Aside from a brief career as a librarian back in the 1970s, I’ve managed to eke out a modest living as a journalist most of my working life.
Now that it’s almost over, I look back and see that in addition to hundreds of articles in newspapers and magazines, I also spent considerable time writing books that no one will ever read.
I like to consider myself a conspicuously unpublished novelist. The one novel I did more or less complete, “The Russian Lesson,” is available digitally from Amazon. That’s because I couldn’t find a publisher for a book I worked on for more than 40 years.
“The Russian Lesson” is based on the life of Serge Rossolowsky, a Russian immigrant artist I befriended when I worked at Portland Public Library. No local publisher was interested and the one national publisher who was wanted $15,000 to publish it. That’s when I opted for Amazon, where “The Russian Lesson” is currently No. 2,004,327 on the Amazon bestseller list.
I started thinking about my extensive unpublished oeuvre the other day when I read that Vietnamese Zen Master Thich Nhat Hanh had died. Twenty years ago I worked on a book that required me to spend considerable time with Thich Nhat Hanh and his followers at the Green Mountain Dharma Center in Vermont.
Tentatively titled “When You’re Falling, Dive,” the book was to have been a spiritual autobiography of my friend Pritam Singh, who was one of Thich Nhat Hanh’s chief American sponsors. For the record, Thich Nhat Hanh was the most authentically spiritual person I have ever met. I hope Pritam finishes the book one of these days.

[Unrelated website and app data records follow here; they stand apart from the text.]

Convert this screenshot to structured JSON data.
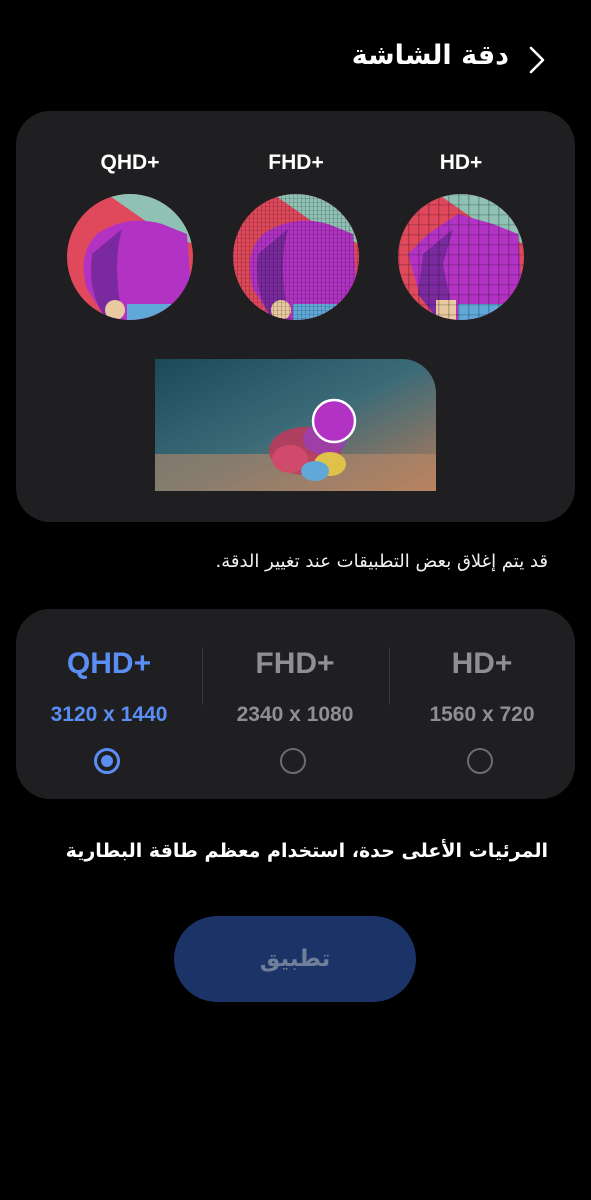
{
  "header": {
    "title": "دقة الشاشة"
  },
  "preview": {
    "labels": [
      "QHD+",
      "FHD+",
      "HD+"
    ]
  },
  "notes": {
    "apps_close": "قد يتم إغلاق بعض التطبيقات عند تغيير الدقة.",
    "battery": "المرئيات الأعلى حدة، استخدام معظم طاقة البطارية"
  },
  "options": [
    {
      "name": "QHD+",
      "dims": "3120 x 1440",
      "selected": true
    },
    {
      "name": "FHD+",
      "dims": "2340 x 1080",
      "selected": false
    },
    {
      "name": "HD+",
      "dims": "1560 x 720",
      "selected": false
    }
  ],
  "apply_label": "تطبيق",
  "colors": {
    "accent": "#5b8ef5",
    "card_bg": "#1f1f21",
    "apply_bg": "#1b3366"
  }
}
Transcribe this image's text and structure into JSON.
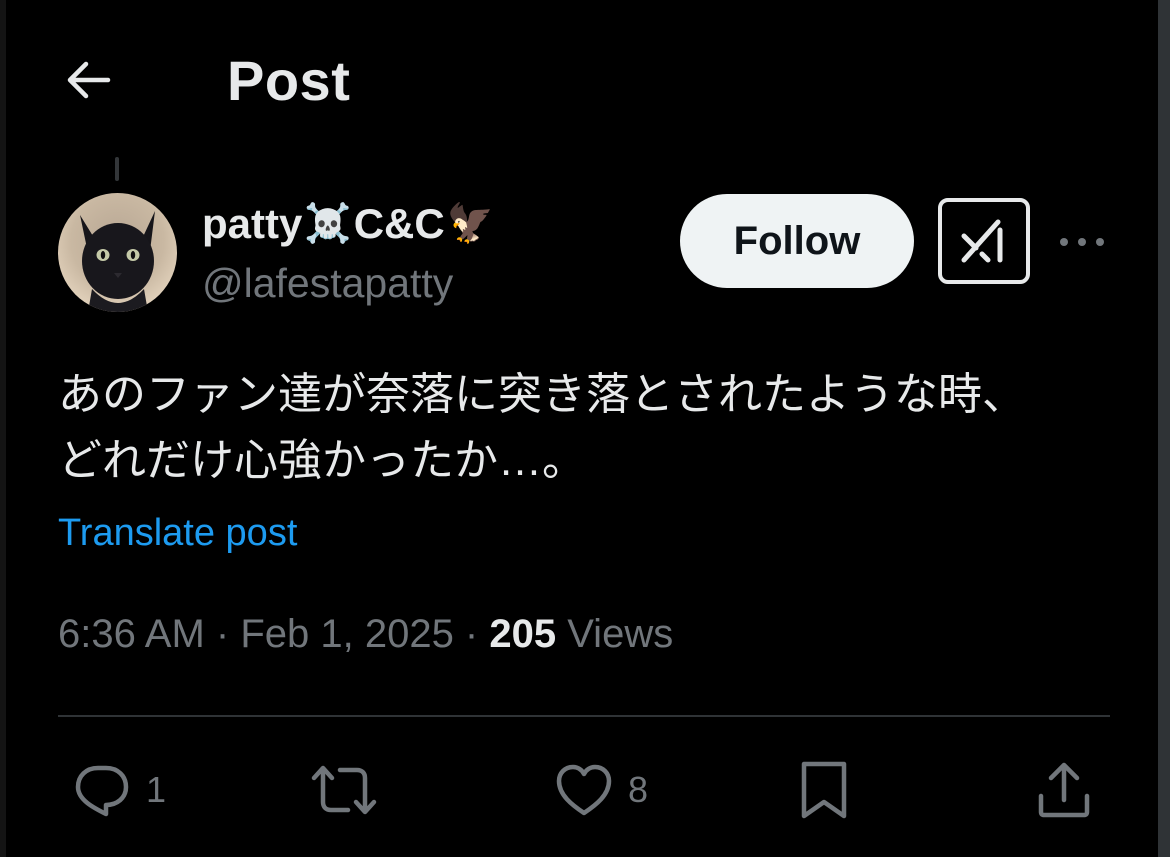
{
  "header": {
    "title": "Post"
  },
  "author": {
    "name": "patty",
    "name_emoji_1": "☠️",
    "name_mid": "C&C",
    "name_emoji_2": "🦅",
    "handle": "@lafestapatty"
  },
  "follow_label": "Follow",
  "post": {
    "line1": "あのファン達が奈落に突き落とされたような時、",
    "line2": "どれだけ心強かったか…。",
    "translate_label": "Translate post"
  },
  "meta": {
    "time": "6:36 AM",
    "sep1": " · ",
    "date": "Feb 1, 2025",
    "sep2": " · ",
    "views_count": "205",
    "views_label": " Views"
  },
  "actions": {
    "replies": "1",
    "reposts": "",
    "likes": "8"
  },
  "icons": {
    "back": "arrow-left-icon",
    "grok": "grok-icon",
    "more": "more-horizontal-icon",
    "reply": "reply-icon",
    "repost": "repost-icon",
    "like": "heart-icon",
    "bookmark": "bookmark-icon",
    "share": "share-icon"
  },
  "colors": {
    "background": "#000000",
    "text": "#e7e9ea",
    "muted": "#71767b",
    "link": "#1d9bf0",
    "follow_bg": "#eff3f4"
  }
}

“Maine Art Now,” a collection of my reviews, essays, and profiles, actually was published back in 1990. It is currently No. 8,684,958 on the Amazon list. “Maine Art New,” which was to have featured writings by myself and a dozen other writers, was to have been published as a sequel in 2012, but it died a long, miserable death due to personal conflicts.
Then there is the Neil Welliver monograph I wrote for a New York gallery. I tend to forget about that stillborn project. I seem to recall it was to have been published on the occasion of Welliver’s gift of his own work to a museum, but the gift was never made because the museum would not agree to Neil’s terms. For my part, I got to spend a lot of time in Lincolnville with one of America’s finest contemporary landscape painters.
The bibliography of my journalism over the past 25 years runs to 22 pages and that doesn’t count the previous 15 years at Maine Times, so I have managed to keep busy at the keyboard all these years. I even got a couple of books into print.
“Backyard Maine” (No. 5,206,751) is a collection of these very columns, albeit the most personal and least political ones. And I wrote a little gift book about Maine for the Harry N. Abrams “The Spirit of America” series (currently No. 4,154,887).
Other than “The Russian Lesson,” however, the only books I wrote cover to cover rather than collected from existing writings are two privately commissioned books I wrote for the Hildreth family.
“Hardlines” is a history of the Emery-Waterhouse hardware distribution business Charley Hildreth owned. “The Law of the Land” is a history of his cousin Hoddy Hildreth’s environmental activism. We have Hoddy to thank for the fact that there are no oil refineries on the coast of Maine. You might be able to find the Hildreth books at a research library.
Then again, you might not.
Edgar Allen Beem has been writing The Universal Notebook weekly since 2003, first for The Forecaster and now for the Phoenix. He also writes the Art Seen feature.